On top of this, they get to know pupils’ personalities and personal interests – with this insight, they can fine tune reading and writing lessons not only to help understanding but also inspire youngsters to seek out books for themselves and try their hand at creative writing. 

Of course, a positive experience of reading and writing at home is also necessary to ensure learning continues. If the home environment is not the best it can be, this is where support workers specialising in child care and education may come in. 

Not only can they give practical and professional help to kids going through tough times but also facilitate learning opportunities.  

And it’s not only skills for youngsters: clients can include adults with learning difficulties or disabilities, young offenders or recovering addicts. 

A family support worker works closely with families in their own homes to assess their needs before suggesting a care and education plan.

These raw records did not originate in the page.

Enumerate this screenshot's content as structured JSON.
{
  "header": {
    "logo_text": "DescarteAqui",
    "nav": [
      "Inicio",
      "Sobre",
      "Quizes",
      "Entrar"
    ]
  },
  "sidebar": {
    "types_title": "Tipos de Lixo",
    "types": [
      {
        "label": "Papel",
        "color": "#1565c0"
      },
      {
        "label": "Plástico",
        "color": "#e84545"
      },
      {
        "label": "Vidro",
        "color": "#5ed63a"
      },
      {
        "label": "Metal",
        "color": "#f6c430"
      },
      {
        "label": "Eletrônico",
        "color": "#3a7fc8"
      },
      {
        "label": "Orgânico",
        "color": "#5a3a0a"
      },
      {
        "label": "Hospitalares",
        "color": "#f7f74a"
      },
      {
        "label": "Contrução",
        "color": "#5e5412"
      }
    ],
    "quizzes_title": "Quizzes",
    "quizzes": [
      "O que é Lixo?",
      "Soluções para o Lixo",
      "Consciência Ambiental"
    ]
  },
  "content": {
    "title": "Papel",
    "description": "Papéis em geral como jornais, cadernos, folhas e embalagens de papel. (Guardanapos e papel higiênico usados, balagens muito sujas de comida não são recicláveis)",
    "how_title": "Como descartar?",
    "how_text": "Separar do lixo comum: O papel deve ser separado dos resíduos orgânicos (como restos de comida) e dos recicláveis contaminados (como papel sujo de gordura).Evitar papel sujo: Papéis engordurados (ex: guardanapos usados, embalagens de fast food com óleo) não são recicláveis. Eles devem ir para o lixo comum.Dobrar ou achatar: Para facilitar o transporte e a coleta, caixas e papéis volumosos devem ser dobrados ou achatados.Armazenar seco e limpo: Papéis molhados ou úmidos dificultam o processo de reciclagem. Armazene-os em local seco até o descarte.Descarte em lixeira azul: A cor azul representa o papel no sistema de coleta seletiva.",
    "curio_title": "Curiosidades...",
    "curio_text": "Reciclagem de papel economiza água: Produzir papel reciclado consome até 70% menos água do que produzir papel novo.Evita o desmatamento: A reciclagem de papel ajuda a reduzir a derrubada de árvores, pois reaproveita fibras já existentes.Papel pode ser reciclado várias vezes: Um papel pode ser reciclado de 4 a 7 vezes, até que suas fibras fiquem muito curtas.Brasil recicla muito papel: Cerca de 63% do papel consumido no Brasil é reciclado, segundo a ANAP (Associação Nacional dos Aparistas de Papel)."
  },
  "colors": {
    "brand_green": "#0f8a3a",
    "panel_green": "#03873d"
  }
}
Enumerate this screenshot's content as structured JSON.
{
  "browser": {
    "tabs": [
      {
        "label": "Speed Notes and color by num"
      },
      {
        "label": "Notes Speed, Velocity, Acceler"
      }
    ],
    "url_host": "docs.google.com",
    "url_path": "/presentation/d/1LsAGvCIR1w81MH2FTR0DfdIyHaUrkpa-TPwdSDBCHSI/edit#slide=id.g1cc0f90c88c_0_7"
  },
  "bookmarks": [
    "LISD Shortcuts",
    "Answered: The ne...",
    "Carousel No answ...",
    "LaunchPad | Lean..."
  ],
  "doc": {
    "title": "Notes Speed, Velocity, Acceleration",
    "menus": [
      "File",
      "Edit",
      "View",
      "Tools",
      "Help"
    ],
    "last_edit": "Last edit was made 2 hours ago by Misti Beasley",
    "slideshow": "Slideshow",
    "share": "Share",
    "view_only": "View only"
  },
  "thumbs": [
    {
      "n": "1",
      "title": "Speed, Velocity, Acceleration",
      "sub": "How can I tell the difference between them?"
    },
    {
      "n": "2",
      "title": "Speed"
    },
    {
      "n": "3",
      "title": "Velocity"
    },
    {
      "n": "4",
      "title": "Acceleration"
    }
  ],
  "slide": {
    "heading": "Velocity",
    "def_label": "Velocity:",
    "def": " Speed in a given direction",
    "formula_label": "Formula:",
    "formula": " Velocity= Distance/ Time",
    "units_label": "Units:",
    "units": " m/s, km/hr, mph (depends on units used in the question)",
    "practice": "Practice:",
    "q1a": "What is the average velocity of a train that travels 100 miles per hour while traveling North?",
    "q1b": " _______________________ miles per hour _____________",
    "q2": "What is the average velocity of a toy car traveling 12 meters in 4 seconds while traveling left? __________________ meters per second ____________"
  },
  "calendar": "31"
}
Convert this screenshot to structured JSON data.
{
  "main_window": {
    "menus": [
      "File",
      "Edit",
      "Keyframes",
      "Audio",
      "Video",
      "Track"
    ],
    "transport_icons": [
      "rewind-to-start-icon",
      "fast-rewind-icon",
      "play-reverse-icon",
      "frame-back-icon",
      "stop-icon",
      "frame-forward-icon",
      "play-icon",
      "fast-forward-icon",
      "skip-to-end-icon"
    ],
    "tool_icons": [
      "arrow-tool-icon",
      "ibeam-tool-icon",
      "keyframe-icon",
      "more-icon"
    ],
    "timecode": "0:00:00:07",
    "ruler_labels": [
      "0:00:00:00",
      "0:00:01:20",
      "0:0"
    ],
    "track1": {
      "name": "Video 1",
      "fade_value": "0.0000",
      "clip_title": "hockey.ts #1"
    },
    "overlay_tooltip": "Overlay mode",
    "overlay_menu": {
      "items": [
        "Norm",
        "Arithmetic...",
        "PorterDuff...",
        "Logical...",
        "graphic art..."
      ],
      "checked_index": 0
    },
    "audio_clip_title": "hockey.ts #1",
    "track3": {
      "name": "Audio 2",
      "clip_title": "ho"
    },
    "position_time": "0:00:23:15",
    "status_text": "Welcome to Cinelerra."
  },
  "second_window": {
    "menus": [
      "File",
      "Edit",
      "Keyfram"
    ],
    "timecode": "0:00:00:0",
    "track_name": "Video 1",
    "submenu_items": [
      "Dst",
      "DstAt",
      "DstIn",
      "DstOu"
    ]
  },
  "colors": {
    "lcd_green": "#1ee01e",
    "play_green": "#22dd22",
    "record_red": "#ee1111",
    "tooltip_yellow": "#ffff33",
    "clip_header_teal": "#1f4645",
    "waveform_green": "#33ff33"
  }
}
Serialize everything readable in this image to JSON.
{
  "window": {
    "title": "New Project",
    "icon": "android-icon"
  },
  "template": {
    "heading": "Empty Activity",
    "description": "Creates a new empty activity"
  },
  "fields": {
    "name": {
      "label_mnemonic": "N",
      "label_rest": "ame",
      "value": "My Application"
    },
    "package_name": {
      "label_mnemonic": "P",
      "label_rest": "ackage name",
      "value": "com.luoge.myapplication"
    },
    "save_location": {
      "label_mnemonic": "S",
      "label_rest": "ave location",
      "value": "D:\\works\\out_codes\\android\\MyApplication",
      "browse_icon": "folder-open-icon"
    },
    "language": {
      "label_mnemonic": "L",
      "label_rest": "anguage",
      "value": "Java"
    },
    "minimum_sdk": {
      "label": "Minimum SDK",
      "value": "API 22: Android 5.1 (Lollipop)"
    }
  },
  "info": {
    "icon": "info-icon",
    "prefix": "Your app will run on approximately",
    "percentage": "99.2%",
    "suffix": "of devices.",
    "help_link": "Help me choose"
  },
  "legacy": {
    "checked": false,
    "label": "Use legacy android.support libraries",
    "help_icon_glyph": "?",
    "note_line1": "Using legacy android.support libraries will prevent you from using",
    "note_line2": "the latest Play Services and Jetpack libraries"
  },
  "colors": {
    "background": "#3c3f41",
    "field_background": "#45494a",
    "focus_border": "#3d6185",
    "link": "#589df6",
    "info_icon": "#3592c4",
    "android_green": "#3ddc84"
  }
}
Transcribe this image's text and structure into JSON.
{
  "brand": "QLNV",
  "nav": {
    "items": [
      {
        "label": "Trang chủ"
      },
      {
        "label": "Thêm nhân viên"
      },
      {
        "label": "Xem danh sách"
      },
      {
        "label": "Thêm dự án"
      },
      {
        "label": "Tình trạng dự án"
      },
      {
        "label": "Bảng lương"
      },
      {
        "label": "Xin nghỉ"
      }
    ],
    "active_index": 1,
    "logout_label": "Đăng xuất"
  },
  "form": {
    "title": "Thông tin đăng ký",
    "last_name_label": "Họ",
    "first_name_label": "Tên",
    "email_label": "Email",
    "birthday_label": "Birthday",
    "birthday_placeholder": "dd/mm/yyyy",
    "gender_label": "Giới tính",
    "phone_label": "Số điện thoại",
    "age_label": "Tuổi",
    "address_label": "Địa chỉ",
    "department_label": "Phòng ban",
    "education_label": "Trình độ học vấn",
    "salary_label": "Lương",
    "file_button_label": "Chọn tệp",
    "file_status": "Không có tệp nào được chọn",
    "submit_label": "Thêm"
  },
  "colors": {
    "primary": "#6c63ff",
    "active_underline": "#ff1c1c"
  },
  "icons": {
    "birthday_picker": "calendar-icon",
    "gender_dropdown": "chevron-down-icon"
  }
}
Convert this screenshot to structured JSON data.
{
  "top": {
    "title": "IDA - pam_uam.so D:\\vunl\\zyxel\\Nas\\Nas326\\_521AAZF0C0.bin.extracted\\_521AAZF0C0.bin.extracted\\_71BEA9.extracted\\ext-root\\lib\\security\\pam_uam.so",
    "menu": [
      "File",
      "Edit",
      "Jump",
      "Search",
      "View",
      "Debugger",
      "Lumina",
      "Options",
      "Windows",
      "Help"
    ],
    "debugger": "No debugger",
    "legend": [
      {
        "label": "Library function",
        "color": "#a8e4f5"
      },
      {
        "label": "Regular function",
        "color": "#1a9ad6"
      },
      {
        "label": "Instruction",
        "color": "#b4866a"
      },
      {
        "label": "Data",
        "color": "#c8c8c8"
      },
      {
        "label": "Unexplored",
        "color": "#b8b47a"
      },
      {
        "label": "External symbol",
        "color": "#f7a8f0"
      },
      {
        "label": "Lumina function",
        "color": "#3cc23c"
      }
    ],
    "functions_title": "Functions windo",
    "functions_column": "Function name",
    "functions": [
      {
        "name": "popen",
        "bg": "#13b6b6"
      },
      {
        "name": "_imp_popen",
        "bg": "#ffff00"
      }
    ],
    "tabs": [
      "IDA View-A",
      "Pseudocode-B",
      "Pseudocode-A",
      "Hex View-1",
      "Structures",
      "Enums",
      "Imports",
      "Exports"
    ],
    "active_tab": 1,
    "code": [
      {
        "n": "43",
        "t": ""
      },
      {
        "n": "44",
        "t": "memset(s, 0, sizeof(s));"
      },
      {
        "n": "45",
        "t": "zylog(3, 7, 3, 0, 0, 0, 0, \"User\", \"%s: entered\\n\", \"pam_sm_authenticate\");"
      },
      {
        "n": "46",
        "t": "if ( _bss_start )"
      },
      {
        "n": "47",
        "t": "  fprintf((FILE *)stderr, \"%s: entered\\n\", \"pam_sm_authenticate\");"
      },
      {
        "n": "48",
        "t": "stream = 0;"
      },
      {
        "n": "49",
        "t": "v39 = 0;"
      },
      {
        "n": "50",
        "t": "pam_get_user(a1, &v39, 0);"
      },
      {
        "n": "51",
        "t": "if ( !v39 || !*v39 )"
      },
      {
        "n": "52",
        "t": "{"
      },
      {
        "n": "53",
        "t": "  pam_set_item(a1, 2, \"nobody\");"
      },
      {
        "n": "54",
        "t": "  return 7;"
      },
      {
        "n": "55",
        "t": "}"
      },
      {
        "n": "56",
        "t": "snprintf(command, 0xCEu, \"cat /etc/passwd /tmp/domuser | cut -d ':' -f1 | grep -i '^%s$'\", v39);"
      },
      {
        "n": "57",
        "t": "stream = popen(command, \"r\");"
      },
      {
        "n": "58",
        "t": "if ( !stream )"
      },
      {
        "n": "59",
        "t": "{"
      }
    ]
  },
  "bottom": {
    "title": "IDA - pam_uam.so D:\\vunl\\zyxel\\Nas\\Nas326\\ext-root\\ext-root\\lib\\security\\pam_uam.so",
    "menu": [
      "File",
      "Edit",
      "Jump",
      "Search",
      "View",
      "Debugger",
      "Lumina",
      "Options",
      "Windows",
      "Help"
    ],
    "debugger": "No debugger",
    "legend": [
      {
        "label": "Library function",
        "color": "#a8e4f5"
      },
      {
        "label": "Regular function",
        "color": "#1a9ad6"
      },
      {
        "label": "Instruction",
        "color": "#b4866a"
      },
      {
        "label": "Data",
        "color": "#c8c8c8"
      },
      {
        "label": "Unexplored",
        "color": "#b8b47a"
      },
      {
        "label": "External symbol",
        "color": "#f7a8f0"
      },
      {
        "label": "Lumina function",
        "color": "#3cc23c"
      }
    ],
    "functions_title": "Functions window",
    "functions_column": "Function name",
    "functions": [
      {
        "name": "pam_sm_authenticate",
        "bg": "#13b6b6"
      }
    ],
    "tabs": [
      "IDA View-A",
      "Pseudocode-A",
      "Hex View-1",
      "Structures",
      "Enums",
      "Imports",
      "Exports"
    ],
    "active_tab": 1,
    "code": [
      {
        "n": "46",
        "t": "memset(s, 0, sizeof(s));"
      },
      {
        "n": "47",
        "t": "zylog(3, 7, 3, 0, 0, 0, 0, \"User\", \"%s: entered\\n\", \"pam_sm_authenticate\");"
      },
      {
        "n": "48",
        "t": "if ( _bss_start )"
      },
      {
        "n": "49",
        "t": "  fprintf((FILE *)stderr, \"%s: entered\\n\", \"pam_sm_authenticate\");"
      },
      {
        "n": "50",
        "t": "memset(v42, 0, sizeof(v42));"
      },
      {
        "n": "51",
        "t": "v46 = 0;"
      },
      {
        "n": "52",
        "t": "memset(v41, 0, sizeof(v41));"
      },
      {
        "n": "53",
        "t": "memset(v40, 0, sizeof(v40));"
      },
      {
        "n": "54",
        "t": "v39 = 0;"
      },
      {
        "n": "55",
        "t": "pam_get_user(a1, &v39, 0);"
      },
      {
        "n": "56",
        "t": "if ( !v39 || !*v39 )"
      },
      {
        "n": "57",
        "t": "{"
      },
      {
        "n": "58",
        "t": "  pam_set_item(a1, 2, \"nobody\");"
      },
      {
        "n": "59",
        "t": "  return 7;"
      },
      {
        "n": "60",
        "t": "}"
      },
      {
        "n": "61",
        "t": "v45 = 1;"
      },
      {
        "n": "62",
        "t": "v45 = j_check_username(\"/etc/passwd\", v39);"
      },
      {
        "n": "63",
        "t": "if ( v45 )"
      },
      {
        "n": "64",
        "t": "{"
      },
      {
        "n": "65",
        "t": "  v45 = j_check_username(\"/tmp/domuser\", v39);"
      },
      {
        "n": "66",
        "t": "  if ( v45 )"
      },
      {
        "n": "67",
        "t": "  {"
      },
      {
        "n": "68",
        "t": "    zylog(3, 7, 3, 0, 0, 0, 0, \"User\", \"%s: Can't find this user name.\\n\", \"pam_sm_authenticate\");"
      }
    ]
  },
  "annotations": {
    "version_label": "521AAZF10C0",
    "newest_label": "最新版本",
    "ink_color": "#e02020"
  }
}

This could involve organising extra coaching in reading and writing. 

A residential support worker, meanwhile, is there to assist vulnerable residents of care homes, hostels, children’s homes and youth centres – many of whom might find themselves struggling with literacy.  

It takes good listening skills, compassion and understanding to be a support worker. You’ll also need to be flexible when it comes to hours as working evenings, weekends, overnight or being on-call can all be part of the job. 

In return comes the immense satisfaction of witnessing achievements every day and the knowledge you’re having a positive impact on lives for the long term. 

Once a curiosity in books has been inspired, where better to nurture a love of literature than a library? Although many of the UK’s libraries have sadly disappeared in recent years there are still treasure troves where it’s the job of the library assistant to help keep the shelves stocked and organised, guide lenders through the different genres and authors and even host reading days where they or local writers can share their favourite books. 

Whether it’s a Harry Potter novel from JK Rowling or Revolting Rhymes poetry by Roald Dahl, getting kids interested in books can also be helped by the work of PR and marketing pros. 

From creating advertising campaigns to organising launch events and serialising books in newspapers to promoting them on social media, it’s the marketing executive’s mission to make sure their author is well known and well read.  

If you’d like to open a new chapter in your own career, explore the opportunities a job in literacy can offer by reading the latest vacancies on x1jobs.